The score is basically broken into three pieces:  [99][99][00].  The two 99's represent a pair of bytes in the Atari's 128 bytes of ram.  The 00 apparently isn't stored anywhere, since the score always comes in increments of 100 (which may have been intentional since it obviously saves them a byte of ram from not storing that third part). 

(INCOMING TECHNICAL PARAGRAPH)  The funny thing about how the score is displayed is that it's done based on the hex value of the byte in ram, not the decimal value.  You might think that in order to display a 99 in one of the score sections that you'd simply fill the associated ram byte with decimal "99" and it would render appropriately.  But if you put in a decimal 99, you'd see a 63 on the screen.  That's because it's displaying the hexadecimal value.  I believe that's because it can be quickly converted into a visual representation with some bit-shifting, since hex is base-16 and easier for a cpu to work with, where as decimal is base-10.  The thing is, you can't put a hex value into ram which contains a character; just the numerals.  0xFF for example would be bad and show up as garble.  So putting hex 0x99 into ram would indeed show up as "99" on the screen. 

Ram locations 0x87 and 0x88 change your total score.  They modify the first and middle sections, respectively (since as we've already covered, the final "00" apparently isn't stored anywhere). 

Other ram values of interest:

0xA4 - Change the current stage bonus (the value that counts down up top as you play a stage).  Works just like the total score in terms of how it displays, using the hex value.  This byte only changes the first two digits of what's displayed.  At the start of a stage, this byte will be 0x50, since the starting stage bonus is 5,000 points.  It can be set up to 0x99, hence a 9,900 bonus.

0xA3 - Changes how many lives you have left.  If you specify more than 3, the lives-remaining indicator will display incorrectly, as just a bunch of oddly-arranged blocks.

0x92 - Changes the screen background color

Stage 1

0xc4 = changes first barrel's X position
0x83 = changes first barrel's Y position

Stage 2 (Snake #1 is bottom-most, #4 is top)

0xc1 = Changes snake #1's X position
0xc2 = Changes snake #2's X position
0xc3 = Changes snake #3's X position
0xc4 = Changes snake #4's X position

0xc5 = Changes snake #1's movement direction (0 = left, 1 = right)
0xc6 = Changes snake #2's movement direction (0 = left, 1 = right)
0xc7 = Changes snake #3's movement direction (0 = left, 1 = right)
0xc8 = Changes snake #4's movement direction (0 = left, 1 = right)
Title: Re: Atari 2600 Tomfoolery
Post by: FyberOptic on August 23, 2008, 08:21:29 pm
I just realized what that funky way of storing the score is.  It's call BCD, or "binary-coded decimal".  It's not used much in computers anymore, but was (and probably still is) used a lot in electronics.  It's handy for things like LCD displays in VCRs and whatnot, so that not only could you could pack more displayed digits into less storage space (two per byte), but also so that the values of the digits could be applied almost directly out into electronic components to the proper connections of an LED to light up the various parts of a numeral.

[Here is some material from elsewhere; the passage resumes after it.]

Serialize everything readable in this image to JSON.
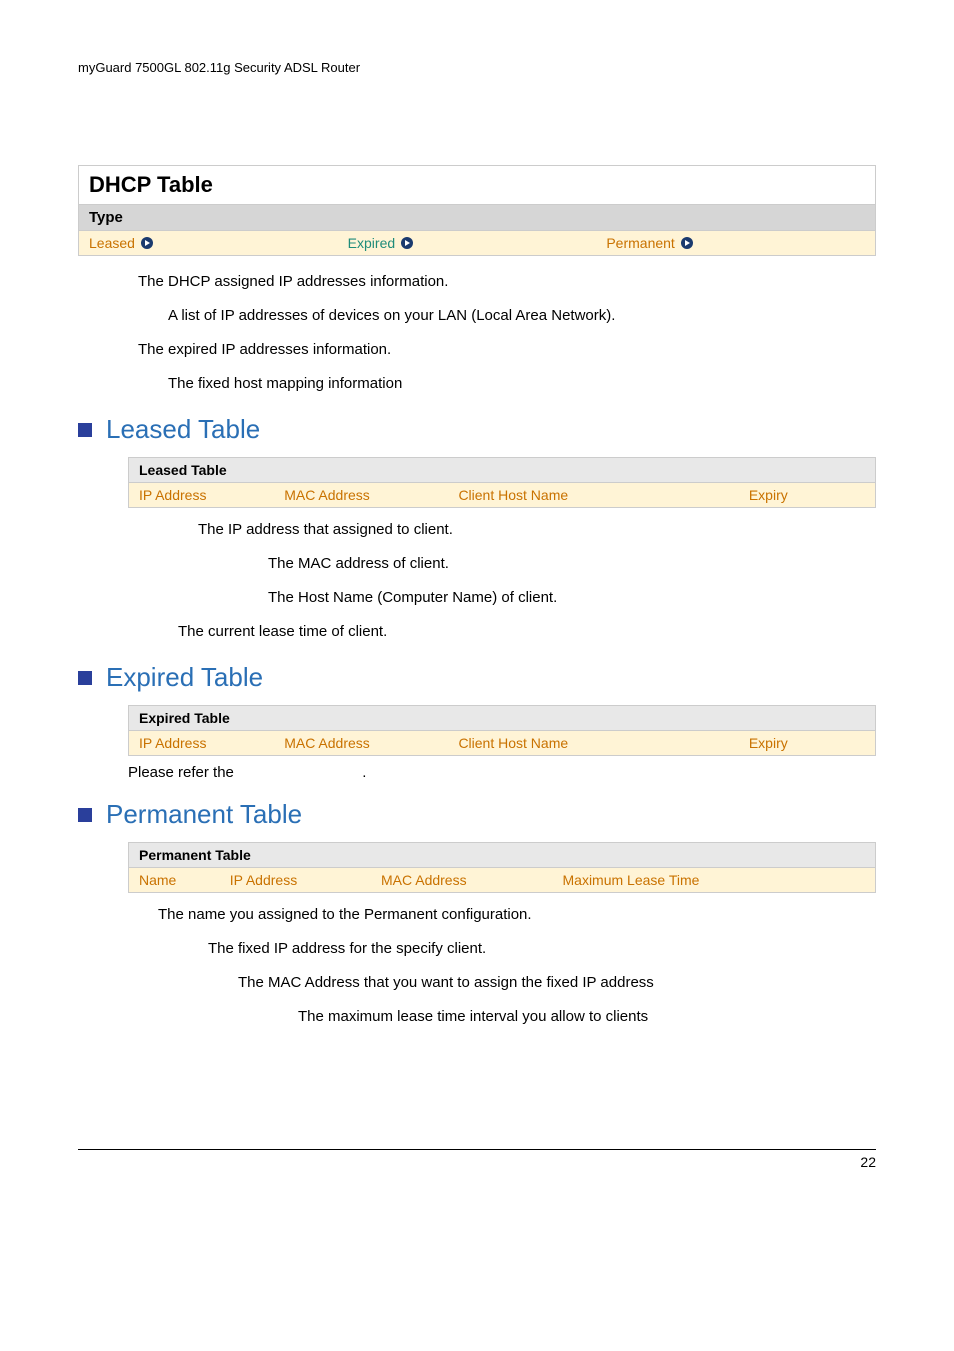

But yeah, I had heard of BCD, but never actually seen it implemented in anything.  While looking at assembly functions for the 8086 today I stumbled across some functions that handle BCD numbers, and in their explanation of what the functions did, I realized that that's what this was with the Atari..!